If we engage a contractor to do a piece of work for us (a project manager on a six-month term, say) we as an organisation are highly likely to know when he or she joins, and later leaves, the company. If we engage a third party to get their team to do some work for us – mass data entry, for example – the people doing the work are faceless to us, and are just a list of names on a form or email. We will probably not be notified when someone leaves the service provider’s employment: even if the contract stipulates that we should be told, the notification will often be late or even forgotten completely. The “a framework of policies and technologies” mentioned in the definition of IAM becomes more essential than ever.
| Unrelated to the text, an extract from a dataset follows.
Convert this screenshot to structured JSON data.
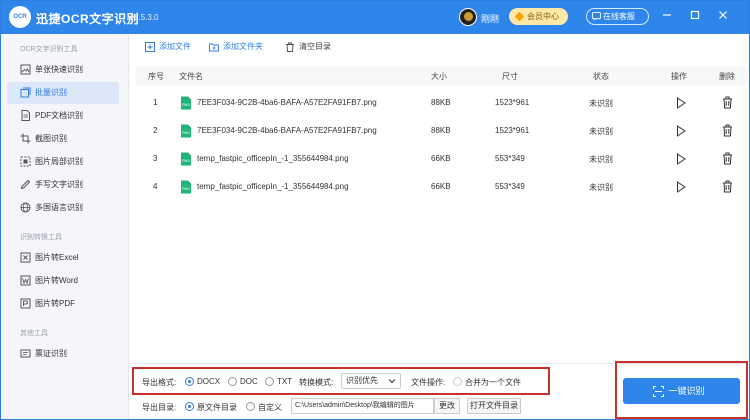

The definition misses an important point, though: policies and technologies don’t cover the whole spectrum of IAM. In the above scenario, people can fail to follow policies and no amount of technology will allow us to monitor IAM for an application whose access provisioning involves us filling in a PDF or Microsoft Word form and emailing it to the supplier. In such cases the people dealing with IAM need to be proactive – requesting regular lists from the supplier of who has access to what, for example. They also need to be involved in regular service reviews, to ensure that sub-standard performance is stamped on quickly. And if there is a need to take on a new service that cannot be integrated with the corporate AD database, they need to be involved from the very start in order to ensure that the IAM process – particularly monitoring of access and de-provisioning of leavers – is as good as it can be made to be.

Why, then, do so many organisations use their most junior people to do IAM? Access provisioning is done by the front-line, level 1 Service Desk staff who follow a step-by-step guide of what to click on and what to type in order to provision a user. They don’t apply any in-depth IAM knowledge, or any consideration of the risk of what they’re provisioning, because they’re just out of school and they don’t yet have (and can’t be expected to have) those skills. Many organisations lack the skills – and often the people – to do the more complex tasks of verifying access controls and making sure deprovisioning is done effectively and promptly.

So, by all means have your junior teams do the mechanical, hands-on provisioning and de-provisioning. But if you are to avoid descending into a spiral of overprovisioned users and un-de-provisioned ex-staff, ensure you have the people with the skills, knowledge and experience to do it.